Hello,

my name is Alex, I am 35 years old, engineer and econometrician, from Germany. I have problem that I have discussed with several friends and colleagues. See the following description of the problem:

Consider a country with 120.000 individuals. We want to create groupings (=cohorts) of individuals. These are the detailed characteristics and constraints:

- There will be a multitude of groupings. In theory, and the solution should consider this, there will be an unlimited number of groupings. In reality, and it will be appreciated to have a solution for this, there will be not more than 50 different groupings.
- The groupings are created independently from each other, at least one group contains all individuals.
- Each cohort of individuals will have at least 3 individuals. For each cohort we will know the total gross salary. The term “salary” is a placeholder for any sensitive, personal data that can be subject of additive, subtractive, or multiplicative algebraic operations. This data fact is hereafter referred to as “data”.
- Individuals in any cohort are not necessarily geographically close, i.e. an individual from the southernmost location of the country can be grouped with individuals from the northernmost location of the country.
- We know from each individual the geographic coordinates.

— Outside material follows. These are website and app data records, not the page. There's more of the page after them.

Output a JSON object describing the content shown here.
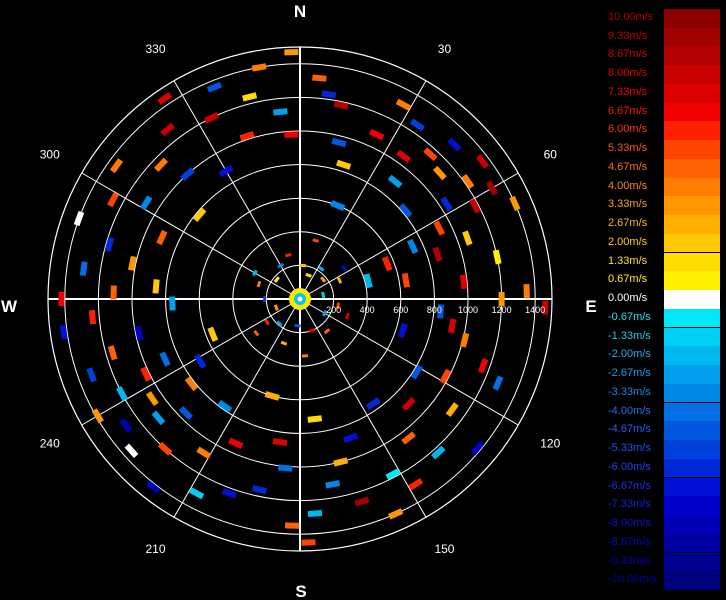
{
  "chart_data": {
    "type": "polar-radial-velocity",
    "compass": {
      "north": "N",
      "east": "E",
      "south": "S",
      "west": "W"
    },
    "angle_labels": [
      {
        "angle": 30,
        "text": "30"
      },
      {
        "angle": 60,
        "text": "60"
      },
      {
        "angle": 120,
        "text": "120"
      },
      {
        "angle": 150,
        "text": "150"
      },
      {
        "angle": 210,
        "text": "210"
      },
      {
        "angle": 240,
        "text": "240"
      },
      {
        "angle": 300,
        "text": "300"
      },
      {
        "angle": 330,
        "text": "330"
      }
    ],
    "range_rings": [
      200,
      400,
      600,
      800,
      1000,
      1200,
      1400
    ],
    "range_labels": [
      {
        "value": 200,
        "text": "200"
      },
      {
        "value": 400,
        "text": "400"
      },
      {
        "value": 600,
        "text": "600"
      },
      {
        "value": 800,
        "text": "800"
      },
      {
        "value": 1000,
        "text": "1000"
      },
      {
        "value": 1200,
        "text": "1200"
      },
      {
        "value": 1400,
        "text": "1400"
      }
    ],
    "range_max": 1400,
    "spoke_angles": [
      0,
      30,
      60,
      90,
      120,
      150,
      180,
      210,
      240,
      270,
      300,
      330
    ],
    "colorbar": {
      "min": -10,
      "max": 10,
      "unit": "m/s",
      "entries": [
        {
          "label": "10.00m/s",
          "value": 10.0,
          "color": "#8c0000",
          "text_color": "#b00000"
        },
        {
          "label": "9.33m/s",
          "value": 9.33,
          "color": "#a00000",
          "text_color": "#c00000"
        },
        {
          "label": "8.67m/s",
          "value": 8.67,
          "color": "#b40000",
          "text_color": "#d00000"
        },
        {
          "label": "8.00m/s",
          "value": 8.0,
          "color": "#c80000",
          "text_color": "#e00000"
        },
        {
          "label": "7.33m/s",
          "value": 7.33,
          "color": "#dc0000",
          "text_color": "#ee0000"
        },
        {
          "label": "6.67m/s",
          "value": 6.67,
          "color": "#f00000",
          "text_color": "#ff1010"
        },
        {
          "label": "6.00m/s",
          "value": 6.0,
          "color": "#ff2000",
          "text_color": "#ff3010"
        },
        {
          "label": "5.33m/s",
          "value": 5.33,
          "color": "#ff4400",
          "text_color": "#ff5020"
        },
        {
          "label": "4.67m/s",
          "value": 4.67,
          "color": "#ff6000",
          "text_color": "#ff6a20"
        },
        {
          "label": "4.00m/s",
          "value": 4.0,
          "color": "#ff7c00",
          "text_color": "#ff8420"
        },
        {
          "label": "3.33m/s",
          "value": 3.33,
          "color": "#ff9800",
          "text_color": "#ff9c20"
        },
        {
          "label": "2.67m/s",
          "value": 2.67,
          "color": "#ffb000",
          "text_color": "#ffb420"
        },
        {
          "label": "2.00m/s",
          "value": 2.0,
          "color": "#ffc800",
          "text_color": "#ffcc20"
        },
        {
          "label": "1.33m/s",
          "value": 1.33,
          "color": "#ffdc00",
          "text_color": "#ffe020"
        },
        {
          "label": "0.67m/s",
          "value": 0.67,
          "color": "#fff000",
          "text_color": "#fff020"
        },
        {
          "label": "0.00m/s",
          "value": 0.0,
          "color": "#ffffff",
          "text_color": "#ffffff"
        },
        {
          "label": "-0.67m/s",
          "value": -0.67,
          "color": "#00e8f8",
          "text_color": "#20e0f0"
        },
        {
          "label": "-1.33m/s",
          "value": -1.33,
          "color": "#00d0f4",
          "text_color": "#20c8f0"
        },
        {
          "label": "-2.00m/s",
          "value": -2.0,
          "color": "#00b8f0",
          "text_color": "#20b0f0"
        },
        {
          "label": "-2.67m/s",
          "value": -2.67,
          "color": "#00a0ec",
          "text_color": "#2098f0"
        },
        {
          "label": "-3.33m/s",
          "value": -3.33,
          "color": "#0088e8",
          "text_color": "#2080f0"
        },
        {
          "label": "-4.00m/s",
          "value": -4.0,
          "color": "#0070e4",
          "text_color": "#2070f0"
        },
        {
          "label": "-4.67m/s",
          "value": -4.67,
          "color": "#0058e0",
          "text_color": "#2060f0"
        },
        {
          "label": "-5.33m/s",
          "value": -5.33,
          "color": "#0040dc",
          "text_color": "#2050f0"
        },
        {
          "label": "-6.00m/s",
          "value": -6.0,
          "color": "#0028d8",
          "text_color": "#2040f0"
        },
        {
          "label": "-6.67m/s",
          "value": -6.67,
          "color": "#0010d4",
          "text_color": "#2030f0"
        },
        {
          "label": "-7.33m/s",
          "value": -7.33,
          "color": "#0000cc",
          "text_color": "#1020e0"
        },
        {
          "label": "-8.00m/s",
          "value": -8.0,
          "color": "#0000b8",
          "text_color": "#1010d0"
        },
        {
          "label": "-8.67m/s",
          "value": -8.67,
          "color": "#0000a4",
          "text_color": "#0808c0"
        },
        {
          "label": "-9.33m/s",
          "value": -9.33,
          "color": "#000090",
          "text_color": "#0000b0"
        },
        {
          "label": "-10.00m/s",
          "value": -10.0,
          "color": "#00007c",
          "text_color": "#0000a0"
        }
      ]
    },
    "bins": [
      {
        "az": 5,
        "r": 1320,
        "v": 4.7
      },
      {
        "az": 8,
        "r": 1230,
        "v": -6.0
      },
      {
        "az": 12,
        "r": 1180,
        "v": 8.6
      },
      {
        "az": 14,
        "r": 960,
        "v": -4.5
      },
      {
        "az": 18,
        "r": 840,
        "v": 2.2
      },
      {
        "az": 22,
        "r": 600,
        "v": -3.4
      },
      {
        "az": 25,
        "r": 1080,
        "v": 6.5
      },
      {
        "az": 28,
        "r": 1310,
        "v": 3.8
      },
      {
        "az": 34,
        "r": 1250,
        "v": -5.5
      },
      {
        "az": 36,
        "r": 1050,
        "v": 7.3
      },
      {
        "az": 39,
        "r": 900,
        "v": -2.7
      },
      {
        "az": 42,
        "r": 1160,
        "v": 5.0
      },
      {
        "az": 45,
        "r": 1300,
        "v": -7.0
      },
      {
        "az": 48,
        "r": 1120,
        "v": 3.3
      },
      {
        "az": 50,
        "r": 820,
        "v": -4.4
      },
      {
        "az": 53,
        "r": 1360,
        "v": 8.0
      },
      {
        "az": 55,
        "r": 1220,
        "v": 4.2
      },
      {
        "az": 57,
        "r": 1040,
        "v": -6.3
      },
      {
        "az": 60,
        "r": 1320,
        "v": 9.0
      },
      {
        "az": 62,
        "r": 1180,
        "v": 7.8
      },
      {
        "az": 63,
        "r": 930,
        "v": 5.6
      },
      {
        "az": 65,
        "r": 740,
        "v": -3.2
      },
      {
        "az": 66,
        "r": 1400,
        "v": 3.0
      },
      {
        "az": 68,
        "r": 560,
        "v": 6.2
      },
      {
        "az": 70,
        "r": 1060,
        "v": 1.8
      },
      {
        "az": 72,
        "r": 860,
        "v": 8.4
      },
      {
        "az": 75,
        "r": 420,
        "v": -2.0
      },
      {
        "az": 78,
        "r": 1200,
        "v": 0.8
      },
      {
        "az": 80,
        "r": 640,
        "v": 5.3
      },
      {
        "az": 84,
        "r": 980,
        "v": 7.0
      },
      {
        "az": 88,
        "r": 1350,
        "v": 4.0
      },
      {
        "az": 90,
        "r": 1200,
        "v": 3.0
      },
      {
        "az": 92,
        "r": 1460,
        "v": 8.0
      },
      {
        "az": 95,
        "r": 840,
        "v": -5.0
      },
      {
        "az": 100,
        "r": 920,
        "v": 7.5
      },
      {
        "az": 104,
        "r": 1010,
        "v": 4.3
      },
      {
        "az": 107,
        "r": 640,
        "v": -6.6
      },
      {
        "az": 110,
        "r": 1160,
        "v": 6.9
      },
      {
        "az": 113,
        "r": 1280,
        "v": -3.7
      },
      {
        "az": 118,
        "r": 980,
        "v": 5.5
      },
      {
        "az": 122,
        "r": 820,
        "v": -4.9
      },
      {
        "az": 126,
        "r": 1120,
        "v": 2.5
      },
      {
        "az": 130,
        "r": 1380,
        "v": -7.4
      },
      {
        "az": 134,
        "r": 900,
        "v": 7.7
      },
      {
        "az": 138,
        "r": 1230,
        "v": -2.3
      },
      {
        "az": 142,
        "r": 1050,
        "v": 4.6
      },
      {
        "az": 145,
        "r": 760,
        "v": -5.8
      },
      {
        "az": 148,
        "r": 1300,
        "v": 6.1
      },
      {
        "az": 152,
        "r": 1180,
        "v": -0.5
      },
      {
        "az": 156,
        "r": 1400,
        "v": 3.5
      },
      {
        "az": 160,
        "r": 880,
        "v": -6.9
      },
      {
        "az": 163,
        "r": 1260,
        "v": 9.4
      },
      {
        "az": 166,
        "r": 1000,
        "v": 2.8
      },
      {
        "az": 170,
        "r": 1120,
        "v": -3.1
      },
      {
        "az": 173,
        "r": 720,
        "v": 1.6
      },
      {
        "az": 176,
        "r": 1280,
        "v": -2.2
      },
      {
        "az": 178,
        "r": 1450,
        "v": 5.2
      },
      {
        "az": 182,
        "r": 1350,
        "v": 4.4
      },
      {
        "az": 185,
        "r": 1010,
        "v": -4.2
      },
      {
        "az": 188,
        "r": 860,
        "v": 7.6
      },
      {
        "az": 192,
        "r": 1160,
        "v": -5.9
      },
      {
        "az": 196,
        "r": 600,
        "v": 2.6
      },
      {
        "az": 200,
        "r": 1230,
        "v": -6.4
      },
      {
        "az": 204,
        "r": 940,
        "v": 6.6
      },
      {
        "az": 208,
        "r": 1310,
        "v": -1.4
      },
      {
        "az": 212,
        "r": 1080,
        "v": 3.9
      },
      {
        "az": 215,
        "r": 780,
        "v": -3.6
      },
      {
        "az": 218,
        "r": 1420,
        "v": -7.8
      },
      {
        "az": 222,
        "r": 1200,
        "v": 5.4
      },
      {
        "az": 225,
        "r": 960,
        "v": -4.6
      },
      {
        "az": 228,
        "r": 1350,
        "v": 0.3
      },
      {
        "az": 230,
        "r": 1100,
        "v": -2.5
      },
      {
        "az": 232,
        "r": 820,
        "v": 4.1
      },
      {
        "az": 234,
        "r": 1280,
        "v": -8.3
      },
      {
        "az": 236,
        "r": 1060,
        "v": 3.1
      },
      {
        "az": 238,
        "r": 700,
        "v": -6.1
      },
      {
        "az": 240,
        "r": 1390,
        "v": 3.6
      },
      {
        "az": 242,
        "r": 1200,
        "v": -1.9
      },
      {
        "az": 244,
        "r": 1020,
        "v": 6.3
      },
      {
        "az": 246,
        "r": 880,
        "v": -3.9
      },
      {
        "az": 248,
        "r": 560,
        "v": 2.0
      },
      {
        "az": 250,
        "r": 1320,
        "v": -5.1
      },
      {
        "az": 254,
        "r": 1160,
        "v": 4.8
      },
      {
        "az": 258,
        "r": 980,
        "v": -7.2
      },
      {
        "az": 262,
        "r": 1420,
        "v": -6.8
      },
      {
        "az": 265,
        "r": 1240,
        "v": 5.8
      },
      {
        "az": 268,
        "r": 760,
        "v": -2.9
      },
      {
        "az": 270,
        "r": 1420,
        "v": 6.7
      },
      {
        "az": 272,
        "r": 1110,
        "v": 4.5
      },
      {
        "az": 275,
        "r": 860,
        "v": 2.3
      },
      {
        "az": 278,
        "r": 1300,
        "v": -4.3
      },
      {
        "az": 282,
        "r": 1020,
        "v": 3.4
      },
      {
        "az": 286,
        "r": 1180,
        "v": -6.2
      },
      {
        "az": 290,
        "r": 1400,
        "v": 0.1
      },
      {
        "az": 294,
        "r": 900,
        "v": 4.9
      },
      {
        "az": 298,
        "r": 1260,
        "v": 5.1
      },
      {
        "az": 302,
        "r": 1080,
        "v": -3.3
      },
      {
        "az": 306,
        "r": 1350,
        "v": 4.2
      },
      {
        "az": 310,
        "r": 780,
        "v": 2.1
      },
      {
        "az": 314,
        "r": 1150,
        "v": 3.7
      },
      {
        "az": 318,
        "r": 1000,
        "v": -5.2
      },
      {
        "az": 322,
        "r": 1280,
        "v": 7.9
      },
      {
        "az": 326,
        "r": 1440,
        "v": 7.2
      },
      {
        "az": 330,
        "r": 880,
        "v": -6.5
      },
      {
        "az": 334,
        "r": 1200,
        "v": 8.2
      },
      {
        "az": 338,
        "r": 1360,
        "v": -4.7
      },
      {
        "az": 342,
        "r": 1020,
        "v": 6.0
      },
      {
        "az": 346,
        "r": 1240,
        "v": 1.2
      },
      {
        "az": 350,
        "r": 1400,
        "v": 4.0
      },
      {
        "az": 354,
        "r": 1120,
        "v": -2.6
      },
      {
        "az": 357,
        "r": 980,
        "v": 6.8
      },
      {
        "az": 358,
        "r": 1470,
        "v": 3.0
      }
    ],
    "inner_clutter": [
      {
        "az": 20,
        "r": 150,
        "v": 1.5
      },
      {
        "az": 35,
        "r": 220,
        "v": -2.0
      },
      {
        "az": 50,
        "r": 180,
        "v": 3.5
      },
      {
        "az": 65,
        "r": 260,
        "v": 2.4
      },
      {
        "az": 80,
        "r": 140,
        "v": -1.2
      },
      {
        "az": 100,
        "r": 230,
        "v": 5.0
      },
      {
        "az": 120,
        "r": 170,
        "v": -3.0
      },
      {
        "az": 140,
        "r": 250,
        "v": 4.4
      },
      {
        "az": 160,
        "r": 200,
        "v": 6.5
      },
      {
        "az": 185,
        "r": 160,
        "v": -4.5
      },
      {
        "az": 200,
        "r": 280,
        "v": 2.8
      },
      {
        "az": 220,
        "r": 190,
        "v": -2.4
      },
      {
        "az": 235,
        "r": 240,
        "v": 5.8
      },
      {
        "az": 250,
        "r": 150,
        "v": 3.1
      },
      {
        "az": 270,
        "r": 210,
        "v": -5.5
      },
      {
        "az": 290,
        "r": 260,
        "v": 4.0
      },
      {
        "az": 310,
        "r": 180,
        "v": 1.0
      },
      {
        "az": 330,
        "r": 230,
        "v": -3.6
      },
      {
        "az": 345,
        "r": 270,
        "v": 6.0
      },
      {
        "az": 5,
        "r": 200,
        "v": 2.2
      },
      {
        "az": 55,
        "r": 320,
        "v": -6.8
      },
      {
        "az": 110,
        "r": 300,
        "v": 7.0
      },
      {
        "az": 175,
        "r": 340,
        "v": 3.8
      },
      {
        "az": 232,
        "r": 330,
        "v": 4.6
      },
      {
        "az": 300,
        "r": 310,
        "v": -1.8
      },
      {
        "az": 15,
        "r": 360,
        "v": 5.2
      }
    ]
  }
}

The problem for which a solution is needed: Create an algorithm that checks all possible combinations of involved structures and cohorts to prevent the identification of one individuals’ data, given the multitude of structures and cohorts as described above.

The complexity of the problem arises (or at least seems to arise) from the combinations of existing groupings with potential (re-)combinations of others. The assumption is formulated that the number of combinations between groupings increases exponentially as the number of groupings increases. To further illustrate the problem, consider in the easiest case these two different groupings:

- Grouping 1 contains the individuals 1, 2, 3, and 4 and the data attached to this cohort is €17.150.
- Grouping 2 contains the individuals 1, 2, and 3 and the data attached to this cohort is €8.250.

By subtracting the data of grouping 2 from the data of grouping 1 we disclose the data of individual 4.

Consider another example:

- Grouping 1 contains the individuals 1, 2, 3, and 4 and the data attached to this cohort is €17.150.
- Grouping 2 contains the individuals 5, 6, and 7 and the data attached to this cohort is €14.200.
- Grouping 3 contains the individuals 1, 2, 3, 4, 5, 6, 7, 8 and the data attached to this cohort is €32.050.

By subtracting the sum of data of groupings 1 and 2 from the data of grouping 3 we disclose the data of individual 8.

Any help on theoretical approaches are welcome! Thanks in advance, greetings from Germany! Alex. (Bow)